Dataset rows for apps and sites

——————

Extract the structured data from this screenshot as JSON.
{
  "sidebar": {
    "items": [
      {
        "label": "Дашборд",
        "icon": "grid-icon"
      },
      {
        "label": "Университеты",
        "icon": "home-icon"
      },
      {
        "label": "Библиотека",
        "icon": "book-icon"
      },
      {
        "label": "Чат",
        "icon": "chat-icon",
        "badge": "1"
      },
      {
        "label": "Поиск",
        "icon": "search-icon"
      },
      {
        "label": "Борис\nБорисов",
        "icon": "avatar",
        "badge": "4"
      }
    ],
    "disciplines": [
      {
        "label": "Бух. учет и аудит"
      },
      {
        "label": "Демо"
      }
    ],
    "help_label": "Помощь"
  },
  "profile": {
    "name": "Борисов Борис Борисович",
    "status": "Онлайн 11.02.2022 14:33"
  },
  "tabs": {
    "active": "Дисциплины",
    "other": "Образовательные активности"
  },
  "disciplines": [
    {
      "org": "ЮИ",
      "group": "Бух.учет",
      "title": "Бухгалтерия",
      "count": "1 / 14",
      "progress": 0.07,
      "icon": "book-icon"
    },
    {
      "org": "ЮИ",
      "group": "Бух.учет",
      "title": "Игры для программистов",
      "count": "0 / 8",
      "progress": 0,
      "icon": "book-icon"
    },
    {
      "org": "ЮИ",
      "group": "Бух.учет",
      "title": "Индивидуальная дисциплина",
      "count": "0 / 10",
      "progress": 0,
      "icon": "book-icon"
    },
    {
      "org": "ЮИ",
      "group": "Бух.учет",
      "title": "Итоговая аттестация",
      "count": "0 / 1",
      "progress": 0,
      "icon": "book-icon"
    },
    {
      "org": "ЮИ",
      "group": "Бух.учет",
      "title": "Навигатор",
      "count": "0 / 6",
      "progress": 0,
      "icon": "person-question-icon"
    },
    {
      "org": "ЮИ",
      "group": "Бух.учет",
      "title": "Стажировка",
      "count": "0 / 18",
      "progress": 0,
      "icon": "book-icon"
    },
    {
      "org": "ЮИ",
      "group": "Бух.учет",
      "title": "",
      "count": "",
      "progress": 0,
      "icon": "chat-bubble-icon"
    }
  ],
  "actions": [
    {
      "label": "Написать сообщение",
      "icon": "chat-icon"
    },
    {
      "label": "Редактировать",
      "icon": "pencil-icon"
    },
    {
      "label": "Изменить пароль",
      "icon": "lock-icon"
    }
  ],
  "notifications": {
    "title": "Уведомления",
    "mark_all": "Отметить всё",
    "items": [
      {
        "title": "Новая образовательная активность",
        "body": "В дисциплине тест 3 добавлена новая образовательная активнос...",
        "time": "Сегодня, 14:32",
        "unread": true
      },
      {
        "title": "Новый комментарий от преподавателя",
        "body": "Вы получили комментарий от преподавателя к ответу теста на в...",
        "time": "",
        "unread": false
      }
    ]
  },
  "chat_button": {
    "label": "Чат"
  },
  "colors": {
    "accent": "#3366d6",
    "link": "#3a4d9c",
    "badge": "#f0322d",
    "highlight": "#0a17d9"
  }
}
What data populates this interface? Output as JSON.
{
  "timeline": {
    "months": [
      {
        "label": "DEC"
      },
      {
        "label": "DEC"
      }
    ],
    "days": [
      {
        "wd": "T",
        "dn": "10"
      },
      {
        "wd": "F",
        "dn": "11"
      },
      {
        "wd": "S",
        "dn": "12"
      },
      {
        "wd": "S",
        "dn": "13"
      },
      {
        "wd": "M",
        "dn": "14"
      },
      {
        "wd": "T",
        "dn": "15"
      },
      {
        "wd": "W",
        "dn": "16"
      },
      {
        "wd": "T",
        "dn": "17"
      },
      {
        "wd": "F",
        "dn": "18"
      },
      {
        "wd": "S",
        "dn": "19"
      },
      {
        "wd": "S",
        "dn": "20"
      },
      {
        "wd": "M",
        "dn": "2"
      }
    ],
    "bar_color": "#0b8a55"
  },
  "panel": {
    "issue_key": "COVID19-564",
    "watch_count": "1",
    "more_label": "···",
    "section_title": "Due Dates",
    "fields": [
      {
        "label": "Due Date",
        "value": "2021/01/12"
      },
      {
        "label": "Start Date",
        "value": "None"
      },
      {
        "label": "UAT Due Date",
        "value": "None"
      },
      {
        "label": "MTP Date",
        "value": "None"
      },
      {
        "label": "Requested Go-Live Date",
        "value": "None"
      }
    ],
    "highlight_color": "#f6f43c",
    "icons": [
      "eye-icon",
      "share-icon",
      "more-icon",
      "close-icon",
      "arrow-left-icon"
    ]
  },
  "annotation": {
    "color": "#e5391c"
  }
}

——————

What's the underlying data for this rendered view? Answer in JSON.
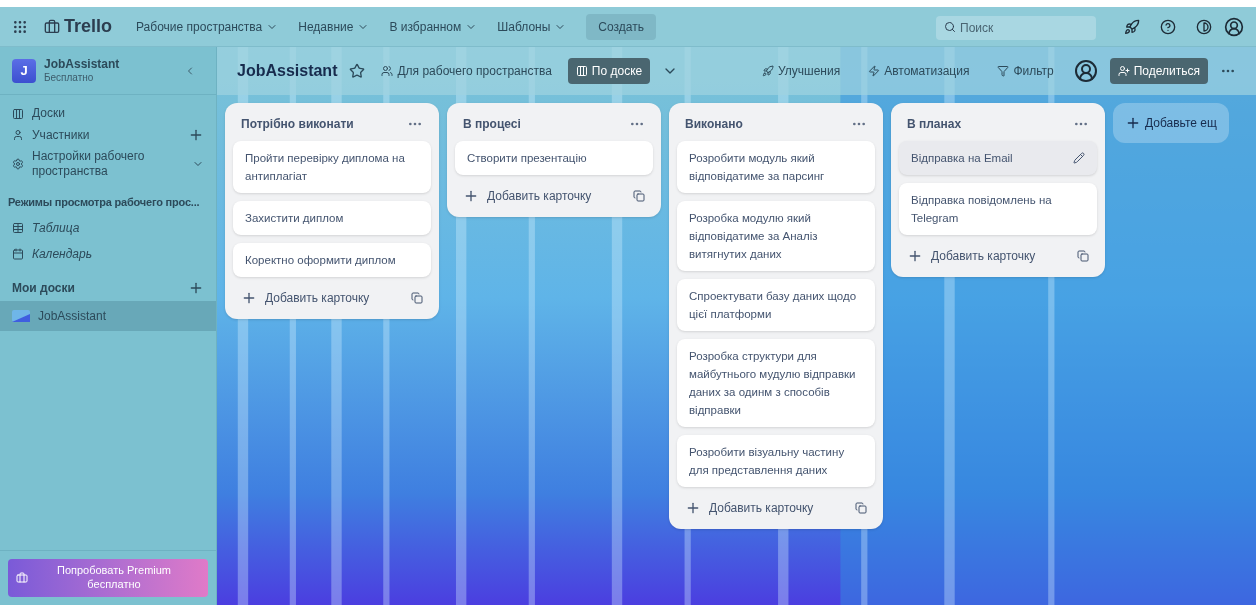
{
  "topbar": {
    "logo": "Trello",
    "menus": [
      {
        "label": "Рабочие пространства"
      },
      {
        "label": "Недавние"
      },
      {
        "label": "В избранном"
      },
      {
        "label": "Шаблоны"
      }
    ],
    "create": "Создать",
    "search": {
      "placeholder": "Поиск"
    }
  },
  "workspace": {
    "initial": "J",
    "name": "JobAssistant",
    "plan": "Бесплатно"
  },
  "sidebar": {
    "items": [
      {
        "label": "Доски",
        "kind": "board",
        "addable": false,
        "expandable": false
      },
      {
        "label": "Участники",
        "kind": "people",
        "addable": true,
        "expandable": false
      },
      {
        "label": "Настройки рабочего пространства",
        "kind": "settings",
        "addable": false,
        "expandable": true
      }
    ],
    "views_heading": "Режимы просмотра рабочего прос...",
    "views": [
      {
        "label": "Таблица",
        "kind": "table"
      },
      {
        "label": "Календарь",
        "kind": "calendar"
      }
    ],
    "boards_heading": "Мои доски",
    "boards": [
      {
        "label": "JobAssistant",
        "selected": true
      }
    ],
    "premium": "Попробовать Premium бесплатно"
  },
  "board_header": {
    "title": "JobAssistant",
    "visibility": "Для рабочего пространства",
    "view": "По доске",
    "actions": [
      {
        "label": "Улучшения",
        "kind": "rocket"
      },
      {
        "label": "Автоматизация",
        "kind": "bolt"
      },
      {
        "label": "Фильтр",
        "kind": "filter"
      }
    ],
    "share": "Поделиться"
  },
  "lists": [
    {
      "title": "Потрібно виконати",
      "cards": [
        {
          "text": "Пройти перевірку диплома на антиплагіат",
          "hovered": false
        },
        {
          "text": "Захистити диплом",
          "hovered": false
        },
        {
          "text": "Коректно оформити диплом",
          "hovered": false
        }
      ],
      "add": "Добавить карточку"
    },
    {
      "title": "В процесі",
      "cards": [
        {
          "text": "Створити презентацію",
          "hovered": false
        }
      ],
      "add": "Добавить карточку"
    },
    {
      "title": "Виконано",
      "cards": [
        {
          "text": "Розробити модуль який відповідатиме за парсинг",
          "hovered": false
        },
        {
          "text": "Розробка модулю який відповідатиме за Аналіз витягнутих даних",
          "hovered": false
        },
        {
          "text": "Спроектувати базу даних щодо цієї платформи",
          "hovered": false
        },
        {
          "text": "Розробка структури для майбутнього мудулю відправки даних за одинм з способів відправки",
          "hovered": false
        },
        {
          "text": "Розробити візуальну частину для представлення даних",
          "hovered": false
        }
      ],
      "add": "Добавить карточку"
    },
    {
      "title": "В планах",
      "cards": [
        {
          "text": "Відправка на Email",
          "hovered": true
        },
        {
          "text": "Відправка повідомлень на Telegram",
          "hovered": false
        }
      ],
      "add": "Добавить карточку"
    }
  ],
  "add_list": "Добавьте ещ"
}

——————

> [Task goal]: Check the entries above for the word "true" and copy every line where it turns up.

> [Your solution]:
        "unread": true
        "addable": true,
        "expandable": true
        "selected": true
          "hovered": true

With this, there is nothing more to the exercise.